(Excerpts from an interface dataset)
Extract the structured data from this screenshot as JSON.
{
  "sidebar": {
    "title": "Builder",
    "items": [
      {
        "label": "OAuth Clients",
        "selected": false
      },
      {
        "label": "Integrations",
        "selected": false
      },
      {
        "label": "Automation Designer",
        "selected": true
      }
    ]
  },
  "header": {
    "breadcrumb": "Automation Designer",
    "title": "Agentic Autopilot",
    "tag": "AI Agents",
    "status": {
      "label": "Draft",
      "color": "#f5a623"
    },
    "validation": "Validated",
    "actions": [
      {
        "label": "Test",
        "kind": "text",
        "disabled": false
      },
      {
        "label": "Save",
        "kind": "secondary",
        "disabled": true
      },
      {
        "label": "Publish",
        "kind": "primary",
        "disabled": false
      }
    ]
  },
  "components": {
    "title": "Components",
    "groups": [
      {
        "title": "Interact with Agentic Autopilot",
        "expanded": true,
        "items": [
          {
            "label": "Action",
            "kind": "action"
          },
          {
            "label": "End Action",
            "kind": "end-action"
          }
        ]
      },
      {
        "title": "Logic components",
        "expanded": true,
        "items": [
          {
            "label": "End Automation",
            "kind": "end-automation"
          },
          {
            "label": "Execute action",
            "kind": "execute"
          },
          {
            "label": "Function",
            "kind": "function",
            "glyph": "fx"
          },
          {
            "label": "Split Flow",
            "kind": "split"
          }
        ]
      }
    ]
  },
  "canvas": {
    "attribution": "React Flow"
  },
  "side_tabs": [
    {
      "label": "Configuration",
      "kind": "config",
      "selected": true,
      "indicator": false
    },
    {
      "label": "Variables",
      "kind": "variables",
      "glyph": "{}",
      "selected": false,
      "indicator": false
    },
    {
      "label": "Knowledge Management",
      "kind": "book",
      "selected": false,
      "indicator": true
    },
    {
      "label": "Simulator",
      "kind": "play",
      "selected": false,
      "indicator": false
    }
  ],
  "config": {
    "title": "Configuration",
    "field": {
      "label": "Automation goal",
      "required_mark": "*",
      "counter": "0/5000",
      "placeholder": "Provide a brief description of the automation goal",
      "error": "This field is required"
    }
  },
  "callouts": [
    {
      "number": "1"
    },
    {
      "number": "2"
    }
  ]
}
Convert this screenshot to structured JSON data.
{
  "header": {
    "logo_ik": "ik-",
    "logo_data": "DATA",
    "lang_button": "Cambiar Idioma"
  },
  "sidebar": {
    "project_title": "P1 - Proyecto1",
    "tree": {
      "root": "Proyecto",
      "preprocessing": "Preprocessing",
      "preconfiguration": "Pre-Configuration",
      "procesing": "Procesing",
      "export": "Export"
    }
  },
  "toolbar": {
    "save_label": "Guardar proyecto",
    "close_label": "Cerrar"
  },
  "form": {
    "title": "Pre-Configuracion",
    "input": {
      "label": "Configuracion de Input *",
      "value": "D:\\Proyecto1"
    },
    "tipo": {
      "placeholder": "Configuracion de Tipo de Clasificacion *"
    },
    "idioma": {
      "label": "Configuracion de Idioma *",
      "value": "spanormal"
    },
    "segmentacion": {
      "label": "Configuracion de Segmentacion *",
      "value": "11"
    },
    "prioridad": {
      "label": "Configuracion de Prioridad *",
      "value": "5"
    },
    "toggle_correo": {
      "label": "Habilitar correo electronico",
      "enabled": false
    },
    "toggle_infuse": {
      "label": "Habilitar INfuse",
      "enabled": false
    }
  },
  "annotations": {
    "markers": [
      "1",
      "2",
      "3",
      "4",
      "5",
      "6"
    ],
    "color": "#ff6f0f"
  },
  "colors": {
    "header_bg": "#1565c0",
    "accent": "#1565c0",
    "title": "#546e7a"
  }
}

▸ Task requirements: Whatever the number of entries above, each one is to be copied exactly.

▸ Response below:
Extract the structured data from this screenshot as JSON.
{
  "sidebar": {
    "title": "Builder",
    "items": [
      {
        "label": "OAuth Clients",
        "selected": false
      },
      {
        "label": "Integrations",
        "selected": false
      },
      {
        "label": "Automation Designer",
        "selected": true
      }
    ]
  },
  "header": {
    "breadcrumb": "Automation Designer",
    "title": "Agentic Autopilot",
    "tag": "AI Agents",
    "status": {
      "label": "Draft",
      "color": "#f5a623"
    },
    "validation": "Validated",
    "actions": [
      {
        "label": "Test",
        "kind": "text",
        "disabled": false
      },
      {
        "label": "Save",
        "kind": "secondary",
        "disabled": true
      },
      {
        "label": "Publish",
        "kind": "primary",
        "disabled": false
      }
    ]
  },
  "components": {
    "title": "Components",
    "groups": [
      {
        "title": "Interact with Agentic Autopilot",
        "expanded": true,
        "items": [
          {
            "label": "Action",
            "kind": "action"
          },
          {
            "label": "End Action",
            "kind": "end-action"
          }
        ]
      },
      {
        "title": "Logic components",
        "expanded": true,
        "items": [
          {
            "label": "End Automation",
            "kind": "end-automation"
          },
          {
            "label": "Execute action",
            "kind": "execute"
          },
          {
            "label": "Function",
            "kind": "function",
            "glyph": "fx"
          },
          {
            "label": "Split Flow",
            "kind": "split"
          }
        ]
      }
    ]
  },
  "canvas": {
    "attribution": "React Flow"
  },
  "side_tabs": [
    {
      "label": "Configuration",
      "kind": "config",
      "selected": true,
      "indicator": false
    },
    {
      "label": "Variables",
      "kind": "variables",
      "glyph": "{}",
      "selected": false,
      "indicator": false
    },
    {
      "label": "Knowledge Management",
      "kind": "book",
      "selected": false,
      "indicator": true
    },
    {
      "label": "Simulator",
      "kind": "play",
      "selected": false,
      "indicator": false
    }
  ],
  "config": {
    "title": "Configuration",
    "field": {
      "label": "Automation goal",
      "required_mark": "*",
      "counter": "0/5000",
      "placeholder": "Provide a brief description of the automation goal",
      "error": "This field is required"
    }
  },
  "callouts": [
    {
      "number": "1"
    },
    {
      "number": "2"
    }
  ]
}
Convert this screenshot to structured JSON data.
{
  "header": {
    "logo_ik": "ik-",
    "logo_data": "DATA",
    "lang_button": "Cambiar Idioma"
  },
  "sidebar": {
    "project_title": "P1 - Proyecto1",
    "tree": {
      "root": "Proyecto",
      "preprocessing": "Preprocessing",
      "preconfiguration": "Pre-Configuration",
      "procesing": "Procesing",
      "export": "Export"
    }
  },
  "toolbar": {
    "save_label": "Guardar proyecto",
    "close_label": "Cerrar"
  },
  "form": {
    "title": "Pre-Configuracion",
    "input": {
      "label": "Configuracion de Input *",
      "value": "D:\\Proyecto1"
    },
    "tipo": {
      "placeholder": "Configuracion de Tipo de Clasificacion *"
    },
    "idioma": {
      "label": "Configuracion de Idioma *",
      "value": "spanormal"
    },
    "segmentacion": {
      "label": "Configuracion de Segmentacion *",
      "value": "11"
    },
    "prioridad": {
      "label": "Configuracion de Prioridad *",
      "value": "5"
    },
    "toggle_correo": {
      "label": "Habilitar correo electronico",
      "enabled": false
    },
    "toggle_infuse": {
      "label": "Habilitar INfuse",
      "enabled": false
    }
  },
  "annotations": {
    "markers": [
      "1",
      "2",
      "3",
      "4",
      "5",
      "6"
    ],
    "color": "#ff6f0f"
  },
  "colors": {
    "header_bg": "#1565c0",
    "accent": "#1565c0",
    "title": "#546e7a"
  }
}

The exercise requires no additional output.